The Anchoress feat. Paul Draper, “You and Only You” (music video; studio version appears on the album Confessions of a Romance Novelist, 2016). The Anchoress, aka Catherine Anne Davies (or “Catherine AD”), first appeared on my radar when I saw a review of her debut album in The Guardian this past January. But the Welsh singer-songwriter permanently earned a place in my heart when she wrote a guest column for Q magazine last month, detailing her lifelong obsession with her fellow countrymen, the Manic Street Preachers. One paragraph contains some of what I consider the best assessments anyone has ever made of the group: “…as a Manics ‘groupie’ (and I use the term very loosely here) you were more likely to end up with a PhD than an STD. This was a band that encouraged you to devour books and films and suck in culture; to open your mind, not your legs. They were a band that glamourised the idea of being intelligent – a notion that can be endlessly empowering for a young girl looking for a way to be valued in a world that seems only concerned with the value of appearances. As the working class kid who’d been taught that education is your only route to social mobility, and as that kid who’d been relentlessly bullied for being ‘smart,’ this was a revelation to me. You could be well-read and wear fake leopard print. You could have intellectual aspirations and be glamourous. The two were not mutually exclusive. Wow, I thought. This changes everything.” And now here she is as an artist in her own right, a pop-rocker with a PhD (literature and queer theory, University College London), opening for the Manics when they perform in Cornwall tomorrow.

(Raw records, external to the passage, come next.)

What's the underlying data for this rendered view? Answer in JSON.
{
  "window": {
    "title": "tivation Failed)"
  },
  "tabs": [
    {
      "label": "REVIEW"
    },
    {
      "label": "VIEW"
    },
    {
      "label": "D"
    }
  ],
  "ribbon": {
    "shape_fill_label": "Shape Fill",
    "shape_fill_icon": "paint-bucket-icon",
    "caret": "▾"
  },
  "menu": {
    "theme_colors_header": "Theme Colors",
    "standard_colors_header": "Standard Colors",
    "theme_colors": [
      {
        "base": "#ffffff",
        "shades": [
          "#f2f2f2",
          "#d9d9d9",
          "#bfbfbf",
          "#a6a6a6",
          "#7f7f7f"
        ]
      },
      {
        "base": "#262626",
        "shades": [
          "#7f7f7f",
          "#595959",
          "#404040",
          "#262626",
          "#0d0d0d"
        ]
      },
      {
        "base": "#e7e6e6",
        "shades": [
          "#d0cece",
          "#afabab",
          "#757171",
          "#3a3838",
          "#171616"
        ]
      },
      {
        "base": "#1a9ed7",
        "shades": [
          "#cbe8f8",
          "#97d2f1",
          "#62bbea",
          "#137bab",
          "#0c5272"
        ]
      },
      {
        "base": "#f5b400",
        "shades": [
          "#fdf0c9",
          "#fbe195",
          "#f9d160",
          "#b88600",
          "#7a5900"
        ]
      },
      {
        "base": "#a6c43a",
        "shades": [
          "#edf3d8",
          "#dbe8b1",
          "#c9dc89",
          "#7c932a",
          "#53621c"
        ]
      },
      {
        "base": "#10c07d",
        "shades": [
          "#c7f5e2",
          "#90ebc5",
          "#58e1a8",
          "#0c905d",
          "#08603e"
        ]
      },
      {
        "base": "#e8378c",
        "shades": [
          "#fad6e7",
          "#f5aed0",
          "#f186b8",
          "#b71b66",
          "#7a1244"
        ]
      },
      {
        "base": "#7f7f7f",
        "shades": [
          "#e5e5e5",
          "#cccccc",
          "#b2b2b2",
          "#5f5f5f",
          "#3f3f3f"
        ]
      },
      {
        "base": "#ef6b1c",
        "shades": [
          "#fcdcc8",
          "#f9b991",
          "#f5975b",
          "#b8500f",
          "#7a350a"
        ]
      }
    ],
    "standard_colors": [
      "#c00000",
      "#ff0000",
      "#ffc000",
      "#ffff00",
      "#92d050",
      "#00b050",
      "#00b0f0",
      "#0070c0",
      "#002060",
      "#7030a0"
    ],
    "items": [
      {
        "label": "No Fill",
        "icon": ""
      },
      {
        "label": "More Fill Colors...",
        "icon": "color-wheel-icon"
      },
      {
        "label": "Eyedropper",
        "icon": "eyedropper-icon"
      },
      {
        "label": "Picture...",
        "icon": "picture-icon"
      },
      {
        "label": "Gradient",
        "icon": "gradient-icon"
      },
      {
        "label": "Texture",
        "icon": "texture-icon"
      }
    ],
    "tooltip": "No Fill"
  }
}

James Dean Bradfield (of Manic Street Preachers), “Together Stronger (C’mon Wales)” (live on “The Andrew Marr Show,” 2016). Last Sunday, JDB made a solo acoustic appearance on BBC One to promote the Manics’ beloved Welsh football anthem for Euro 2016. Although the team lost to Portugal in their semi-finals match two days later, “Together Stronger” may yet become a chart-topper in the UK since there was a push for it to happen by both fans and footballers alike (star player Gareth Bale retweeted the Football Association of Wales’ post about getting the song to become a hit). Also on the couch with James, prior to the start of the song: Neil Kinnock, a Labour Party politician who is also from South Wales and apparently recognized the talent in the Manics when they were wee lads at Oakdale Comprehensive School.
Viola Beach, “Boys That Sing” (single, January 2016); Coldplay, “Boys That Sing” (live at the Glastonbury Festival, June 2016). Rather than play David Bowie’s “Heroes,” as has become a standard tribute in the last half-year, Chris Martin and company decided to honor the members of British band Viola Beach, all of whom died in a car crash in Sweden in February. (Their first – and sadly, their last – album, self-titled, will be released on July 29.) I can think of a couple of similar tragedies that befell young bands just starting out; the lead singer, bassist and tour manager of alternative rock band For Squirrels died in a crash right before the release of their major-label debut album in 1995 (which, ironically, had a minor radio hit with a song about the death of Kurt Cobain, “Mighty K.C.”) and three-fourths of the punk/power pop band The Exploding Hearts died in a car wreck only a few months after the release of their 2003 album Guitar Romantic (featuring the wonderful song “I’m a Pretender”). At least nowadays when such a horrible loss happens, the world can talk about it on social media and spread the love so that the band is not forgotten before they even had a chance to begin. The “alternate future” that Coldplay collectively create for Viola Beach by allowing them to “headline Glastonbury for a song” is a beautiful gesture.